Despite the self-deprecating title, “Has Beens & Wannabes” accomplishes the hard task of gathering together the artists who once created the most significant graffiti art of the 1980s and nineties by showing their current studio-based work. The previous lives of these artists as graffiti writers manifests itself differently with each artist—many have moved on from their graffiti days, and a few even renounce their graffiti roots—and makes for a compelling tension.
It is challenging for an artist to transition from street to gallery, but at Zhou B Art Center we see mostly successful moves, particularly in their palettes that retain a keen sense of color interactions.
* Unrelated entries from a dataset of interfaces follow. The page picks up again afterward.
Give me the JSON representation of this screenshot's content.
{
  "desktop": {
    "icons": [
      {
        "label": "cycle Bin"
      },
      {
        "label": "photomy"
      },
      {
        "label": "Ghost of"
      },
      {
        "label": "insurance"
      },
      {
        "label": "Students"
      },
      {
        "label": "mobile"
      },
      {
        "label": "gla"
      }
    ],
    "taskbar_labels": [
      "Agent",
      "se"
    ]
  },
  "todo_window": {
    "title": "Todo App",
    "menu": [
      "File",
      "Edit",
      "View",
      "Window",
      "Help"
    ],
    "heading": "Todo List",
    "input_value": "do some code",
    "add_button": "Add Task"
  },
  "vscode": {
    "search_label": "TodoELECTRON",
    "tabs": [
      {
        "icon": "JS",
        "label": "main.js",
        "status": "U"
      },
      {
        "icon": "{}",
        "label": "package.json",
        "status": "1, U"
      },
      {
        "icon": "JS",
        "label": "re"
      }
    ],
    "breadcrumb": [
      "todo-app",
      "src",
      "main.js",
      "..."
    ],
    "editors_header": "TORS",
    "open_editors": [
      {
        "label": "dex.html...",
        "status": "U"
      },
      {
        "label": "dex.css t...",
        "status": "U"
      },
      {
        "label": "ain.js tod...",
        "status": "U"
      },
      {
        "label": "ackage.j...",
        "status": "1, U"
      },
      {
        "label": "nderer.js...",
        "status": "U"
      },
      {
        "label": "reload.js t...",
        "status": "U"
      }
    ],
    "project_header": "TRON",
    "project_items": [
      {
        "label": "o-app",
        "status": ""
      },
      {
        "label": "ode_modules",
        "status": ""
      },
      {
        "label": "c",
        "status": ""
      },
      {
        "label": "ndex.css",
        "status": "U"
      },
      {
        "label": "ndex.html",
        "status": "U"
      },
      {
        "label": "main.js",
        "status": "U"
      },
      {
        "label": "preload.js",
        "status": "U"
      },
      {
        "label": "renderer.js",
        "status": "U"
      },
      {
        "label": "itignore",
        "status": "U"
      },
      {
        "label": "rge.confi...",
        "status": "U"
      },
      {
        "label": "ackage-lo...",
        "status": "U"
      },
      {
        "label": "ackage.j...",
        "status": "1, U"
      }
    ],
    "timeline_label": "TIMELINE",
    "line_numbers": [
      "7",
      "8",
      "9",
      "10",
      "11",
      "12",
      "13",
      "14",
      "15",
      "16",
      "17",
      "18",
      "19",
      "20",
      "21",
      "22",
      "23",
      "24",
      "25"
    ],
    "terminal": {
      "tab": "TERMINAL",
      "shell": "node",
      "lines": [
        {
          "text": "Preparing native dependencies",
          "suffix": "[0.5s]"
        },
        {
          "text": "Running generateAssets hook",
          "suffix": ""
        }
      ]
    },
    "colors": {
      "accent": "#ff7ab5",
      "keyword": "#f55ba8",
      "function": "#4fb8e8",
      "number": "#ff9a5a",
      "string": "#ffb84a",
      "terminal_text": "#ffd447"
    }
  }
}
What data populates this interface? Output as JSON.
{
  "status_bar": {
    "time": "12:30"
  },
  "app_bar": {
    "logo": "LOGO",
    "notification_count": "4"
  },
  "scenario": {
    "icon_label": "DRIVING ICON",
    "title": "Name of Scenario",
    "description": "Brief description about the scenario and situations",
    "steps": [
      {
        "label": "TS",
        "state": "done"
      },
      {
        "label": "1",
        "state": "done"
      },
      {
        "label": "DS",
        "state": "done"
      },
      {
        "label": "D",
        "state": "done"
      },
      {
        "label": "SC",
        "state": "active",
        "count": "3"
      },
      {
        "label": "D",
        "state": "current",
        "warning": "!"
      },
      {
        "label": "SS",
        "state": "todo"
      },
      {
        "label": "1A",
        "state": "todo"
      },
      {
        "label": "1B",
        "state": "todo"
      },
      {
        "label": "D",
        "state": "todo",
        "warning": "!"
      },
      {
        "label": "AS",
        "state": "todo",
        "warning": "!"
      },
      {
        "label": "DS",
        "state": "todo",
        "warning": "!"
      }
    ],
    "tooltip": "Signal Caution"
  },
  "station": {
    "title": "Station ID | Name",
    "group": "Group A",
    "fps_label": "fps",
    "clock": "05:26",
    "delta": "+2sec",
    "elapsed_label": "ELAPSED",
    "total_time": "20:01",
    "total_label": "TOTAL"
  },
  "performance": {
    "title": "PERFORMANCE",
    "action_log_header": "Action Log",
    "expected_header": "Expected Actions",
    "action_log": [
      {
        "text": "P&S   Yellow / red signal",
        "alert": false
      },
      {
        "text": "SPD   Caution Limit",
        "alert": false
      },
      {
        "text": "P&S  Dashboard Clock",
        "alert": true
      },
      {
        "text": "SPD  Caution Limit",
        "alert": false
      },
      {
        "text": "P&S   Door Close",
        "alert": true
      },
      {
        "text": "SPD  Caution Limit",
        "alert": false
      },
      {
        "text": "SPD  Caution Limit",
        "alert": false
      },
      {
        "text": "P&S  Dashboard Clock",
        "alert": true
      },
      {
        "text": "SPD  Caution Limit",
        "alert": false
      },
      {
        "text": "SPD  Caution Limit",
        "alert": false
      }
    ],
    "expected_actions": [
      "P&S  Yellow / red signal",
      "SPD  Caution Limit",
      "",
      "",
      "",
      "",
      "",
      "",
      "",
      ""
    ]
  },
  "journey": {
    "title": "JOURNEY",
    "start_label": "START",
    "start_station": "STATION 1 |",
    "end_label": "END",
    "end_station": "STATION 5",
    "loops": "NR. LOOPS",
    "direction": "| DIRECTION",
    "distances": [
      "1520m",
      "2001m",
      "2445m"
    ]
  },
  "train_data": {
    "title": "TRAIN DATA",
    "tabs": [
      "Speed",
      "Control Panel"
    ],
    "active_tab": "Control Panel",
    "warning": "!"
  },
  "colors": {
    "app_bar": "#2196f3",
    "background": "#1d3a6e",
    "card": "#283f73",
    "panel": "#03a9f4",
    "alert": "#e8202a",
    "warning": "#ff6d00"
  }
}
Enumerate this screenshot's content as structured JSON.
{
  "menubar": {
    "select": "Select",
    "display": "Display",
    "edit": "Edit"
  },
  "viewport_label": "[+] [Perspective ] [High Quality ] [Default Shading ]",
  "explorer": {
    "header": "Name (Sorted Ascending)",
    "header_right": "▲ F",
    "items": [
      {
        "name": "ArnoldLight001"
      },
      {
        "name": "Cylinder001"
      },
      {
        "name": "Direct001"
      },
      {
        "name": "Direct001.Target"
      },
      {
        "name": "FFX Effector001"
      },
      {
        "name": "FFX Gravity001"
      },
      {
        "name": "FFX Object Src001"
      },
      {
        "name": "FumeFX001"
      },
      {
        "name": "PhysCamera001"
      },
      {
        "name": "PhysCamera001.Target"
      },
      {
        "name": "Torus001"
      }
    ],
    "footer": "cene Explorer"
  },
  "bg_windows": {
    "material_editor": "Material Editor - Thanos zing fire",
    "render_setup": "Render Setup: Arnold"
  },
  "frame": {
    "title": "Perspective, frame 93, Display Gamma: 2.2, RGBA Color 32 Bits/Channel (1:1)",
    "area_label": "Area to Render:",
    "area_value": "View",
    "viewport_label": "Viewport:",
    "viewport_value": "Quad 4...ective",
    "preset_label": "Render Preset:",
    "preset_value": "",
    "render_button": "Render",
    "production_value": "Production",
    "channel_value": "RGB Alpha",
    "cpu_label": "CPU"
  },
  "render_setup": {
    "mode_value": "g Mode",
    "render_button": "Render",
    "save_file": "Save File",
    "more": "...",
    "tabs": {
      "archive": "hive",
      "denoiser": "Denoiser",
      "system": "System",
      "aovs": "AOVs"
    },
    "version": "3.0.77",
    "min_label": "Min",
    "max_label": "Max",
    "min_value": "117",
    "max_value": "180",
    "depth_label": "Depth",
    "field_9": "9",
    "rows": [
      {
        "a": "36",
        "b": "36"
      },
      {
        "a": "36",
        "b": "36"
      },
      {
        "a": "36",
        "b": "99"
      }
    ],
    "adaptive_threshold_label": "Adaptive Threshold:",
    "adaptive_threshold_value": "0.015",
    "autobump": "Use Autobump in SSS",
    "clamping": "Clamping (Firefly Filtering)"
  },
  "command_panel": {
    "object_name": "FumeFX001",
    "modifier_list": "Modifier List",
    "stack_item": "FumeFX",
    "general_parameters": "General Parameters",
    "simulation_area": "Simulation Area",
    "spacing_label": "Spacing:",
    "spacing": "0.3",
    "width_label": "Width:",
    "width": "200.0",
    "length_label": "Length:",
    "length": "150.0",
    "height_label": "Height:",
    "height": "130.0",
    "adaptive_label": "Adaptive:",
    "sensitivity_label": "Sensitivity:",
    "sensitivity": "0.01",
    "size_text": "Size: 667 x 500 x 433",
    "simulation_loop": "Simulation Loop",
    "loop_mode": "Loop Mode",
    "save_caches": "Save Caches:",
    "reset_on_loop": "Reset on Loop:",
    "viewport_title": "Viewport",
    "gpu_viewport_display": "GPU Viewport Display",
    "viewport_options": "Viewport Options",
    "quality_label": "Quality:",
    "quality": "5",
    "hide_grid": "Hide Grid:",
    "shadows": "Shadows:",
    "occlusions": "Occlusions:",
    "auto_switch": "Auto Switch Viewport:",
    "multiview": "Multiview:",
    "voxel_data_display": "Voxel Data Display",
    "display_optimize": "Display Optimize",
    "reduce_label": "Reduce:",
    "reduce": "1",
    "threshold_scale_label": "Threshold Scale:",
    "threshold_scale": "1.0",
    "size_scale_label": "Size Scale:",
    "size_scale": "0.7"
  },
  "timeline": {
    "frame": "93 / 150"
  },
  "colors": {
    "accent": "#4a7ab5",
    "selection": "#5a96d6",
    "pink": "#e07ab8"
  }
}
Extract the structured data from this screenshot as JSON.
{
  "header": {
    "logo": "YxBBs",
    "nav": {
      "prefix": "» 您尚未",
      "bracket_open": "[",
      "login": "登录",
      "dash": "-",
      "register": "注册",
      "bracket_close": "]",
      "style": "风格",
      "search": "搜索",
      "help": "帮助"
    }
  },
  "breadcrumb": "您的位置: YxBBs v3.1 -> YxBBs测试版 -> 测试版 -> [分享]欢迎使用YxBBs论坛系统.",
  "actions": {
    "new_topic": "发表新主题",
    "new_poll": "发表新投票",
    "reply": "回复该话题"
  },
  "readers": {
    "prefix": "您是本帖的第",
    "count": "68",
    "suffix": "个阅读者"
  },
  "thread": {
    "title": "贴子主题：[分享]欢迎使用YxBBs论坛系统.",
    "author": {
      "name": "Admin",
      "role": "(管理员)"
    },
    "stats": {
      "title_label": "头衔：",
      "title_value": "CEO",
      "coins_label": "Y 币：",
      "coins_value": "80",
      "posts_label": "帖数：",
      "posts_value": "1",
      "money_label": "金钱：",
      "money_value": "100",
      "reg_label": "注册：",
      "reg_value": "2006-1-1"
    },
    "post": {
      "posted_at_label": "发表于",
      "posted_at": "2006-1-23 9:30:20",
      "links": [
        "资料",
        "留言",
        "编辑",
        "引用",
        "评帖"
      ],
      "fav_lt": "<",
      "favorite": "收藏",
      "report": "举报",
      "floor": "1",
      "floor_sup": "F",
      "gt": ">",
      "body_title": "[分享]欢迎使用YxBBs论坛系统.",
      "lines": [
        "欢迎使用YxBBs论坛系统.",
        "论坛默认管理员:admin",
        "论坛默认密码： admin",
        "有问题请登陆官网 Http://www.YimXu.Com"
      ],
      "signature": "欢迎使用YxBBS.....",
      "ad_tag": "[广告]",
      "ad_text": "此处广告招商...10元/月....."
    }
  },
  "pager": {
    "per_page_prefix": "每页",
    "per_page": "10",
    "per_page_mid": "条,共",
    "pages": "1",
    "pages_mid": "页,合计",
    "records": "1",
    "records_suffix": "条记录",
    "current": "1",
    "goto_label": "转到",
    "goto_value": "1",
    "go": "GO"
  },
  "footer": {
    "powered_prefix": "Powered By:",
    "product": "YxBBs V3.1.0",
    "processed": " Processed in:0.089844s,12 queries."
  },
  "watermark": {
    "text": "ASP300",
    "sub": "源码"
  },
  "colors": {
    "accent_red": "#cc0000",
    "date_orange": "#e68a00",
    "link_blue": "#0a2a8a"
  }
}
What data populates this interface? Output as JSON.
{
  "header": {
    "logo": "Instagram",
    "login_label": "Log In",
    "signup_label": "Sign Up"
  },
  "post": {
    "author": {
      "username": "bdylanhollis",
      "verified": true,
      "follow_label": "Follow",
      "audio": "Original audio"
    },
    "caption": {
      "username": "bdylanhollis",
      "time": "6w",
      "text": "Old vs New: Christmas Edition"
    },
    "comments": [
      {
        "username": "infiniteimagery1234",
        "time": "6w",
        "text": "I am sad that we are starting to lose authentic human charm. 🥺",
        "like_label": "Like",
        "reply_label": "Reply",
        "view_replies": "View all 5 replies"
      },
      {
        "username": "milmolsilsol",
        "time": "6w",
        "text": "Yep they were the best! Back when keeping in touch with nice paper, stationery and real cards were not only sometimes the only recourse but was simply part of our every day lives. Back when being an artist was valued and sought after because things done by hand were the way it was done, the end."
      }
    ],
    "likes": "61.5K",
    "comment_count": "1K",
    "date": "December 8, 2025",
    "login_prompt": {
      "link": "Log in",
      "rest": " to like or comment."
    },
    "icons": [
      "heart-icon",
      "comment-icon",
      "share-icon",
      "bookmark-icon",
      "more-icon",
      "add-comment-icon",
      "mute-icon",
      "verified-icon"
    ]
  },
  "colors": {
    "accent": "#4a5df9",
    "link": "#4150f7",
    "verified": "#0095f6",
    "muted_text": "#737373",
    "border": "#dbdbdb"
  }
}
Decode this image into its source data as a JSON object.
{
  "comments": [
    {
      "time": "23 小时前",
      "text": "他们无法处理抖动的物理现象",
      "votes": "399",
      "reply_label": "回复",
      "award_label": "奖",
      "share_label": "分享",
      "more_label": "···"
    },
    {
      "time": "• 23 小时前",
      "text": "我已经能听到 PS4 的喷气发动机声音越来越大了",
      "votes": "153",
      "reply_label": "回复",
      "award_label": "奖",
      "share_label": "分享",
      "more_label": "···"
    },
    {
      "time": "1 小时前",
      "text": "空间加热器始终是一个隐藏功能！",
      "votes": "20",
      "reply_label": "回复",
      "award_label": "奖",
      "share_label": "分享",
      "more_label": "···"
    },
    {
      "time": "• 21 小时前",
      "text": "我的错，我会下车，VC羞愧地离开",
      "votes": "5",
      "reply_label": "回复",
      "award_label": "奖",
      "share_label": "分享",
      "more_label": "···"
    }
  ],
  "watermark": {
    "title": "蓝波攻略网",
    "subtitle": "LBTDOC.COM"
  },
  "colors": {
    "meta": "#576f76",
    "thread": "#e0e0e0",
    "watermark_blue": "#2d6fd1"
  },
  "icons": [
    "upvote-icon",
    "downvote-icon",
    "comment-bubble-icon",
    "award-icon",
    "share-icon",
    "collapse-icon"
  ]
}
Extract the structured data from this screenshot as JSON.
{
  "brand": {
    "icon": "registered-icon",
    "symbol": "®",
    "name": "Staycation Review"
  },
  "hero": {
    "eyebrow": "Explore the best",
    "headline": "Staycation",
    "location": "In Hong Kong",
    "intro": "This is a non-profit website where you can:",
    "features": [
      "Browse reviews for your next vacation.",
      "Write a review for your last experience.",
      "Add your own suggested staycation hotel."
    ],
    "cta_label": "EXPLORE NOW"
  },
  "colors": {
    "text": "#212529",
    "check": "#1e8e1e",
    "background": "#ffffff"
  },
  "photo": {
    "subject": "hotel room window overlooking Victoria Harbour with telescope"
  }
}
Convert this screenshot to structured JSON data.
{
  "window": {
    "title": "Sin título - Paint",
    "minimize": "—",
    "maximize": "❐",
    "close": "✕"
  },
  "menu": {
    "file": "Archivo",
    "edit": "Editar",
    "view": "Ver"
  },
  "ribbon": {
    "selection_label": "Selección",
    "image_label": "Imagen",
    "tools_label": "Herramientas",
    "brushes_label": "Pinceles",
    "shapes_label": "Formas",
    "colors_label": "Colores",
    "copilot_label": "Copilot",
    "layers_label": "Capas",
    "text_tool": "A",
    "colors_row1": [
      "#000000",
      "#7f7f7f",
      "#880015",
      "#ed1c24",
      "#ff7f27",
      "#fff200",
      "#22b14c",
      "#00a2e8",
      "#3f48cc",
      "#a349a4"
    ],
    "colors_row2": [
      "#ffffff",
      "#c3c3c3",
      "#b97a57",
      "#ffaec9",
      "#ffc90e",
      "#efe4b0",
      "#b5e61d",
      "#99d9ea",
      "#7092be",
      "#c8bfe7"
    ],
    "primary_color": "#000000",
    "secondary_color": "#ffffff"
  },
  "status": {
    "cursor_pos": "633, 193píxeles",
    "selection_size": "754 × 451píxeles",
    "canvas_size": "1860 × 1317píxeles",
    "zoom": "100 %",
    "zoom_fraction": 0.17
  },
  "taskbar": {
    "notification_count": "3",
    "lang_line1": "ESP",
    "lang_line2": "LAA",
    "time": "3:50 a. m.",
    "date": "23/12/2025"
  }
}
Tyrone Whiteside is perhaps the most successful in maintaining the sense of the street in layered works that evoke the grit graffiti walls and the elegance of Julie Mehretu’s drawings. Victor Lopez’s “Untitled (White)” is an abstract composition that is vaguely reminiscent of Williem de Kooning’s “Excavation” with its pockets of color here and there, and Lopez’s ability to maintain the sense of velocity found in graffiti make it a standout. Elsewhere, Brian Evan’s drips and splatters of paint verge too close to Jackson Pollock’s signature style. In making work destined for the gallery there’s a danger for graffiti artists to become too slick, verging into the merely decorative. David Guerra seems to nearly fall into this trap, but his work “Ascend” pulls back.
The fraught relationship the artists seem to have with their pasts as graffiti writers and graffiti itself looms like a shadow in the exhibition. It begs the question whether the renewed interest in street art and graffiti will finally lead to a sustained assessment of graffiti as an art form, in relation to traditional art history, by art professionals and institutions. Based on the wide influence of the art form, the art museums and curators will have to sooner or later. (Abraham Ritchie)
Through February 9 at the Zhou B Art Center, 1029 West 35th.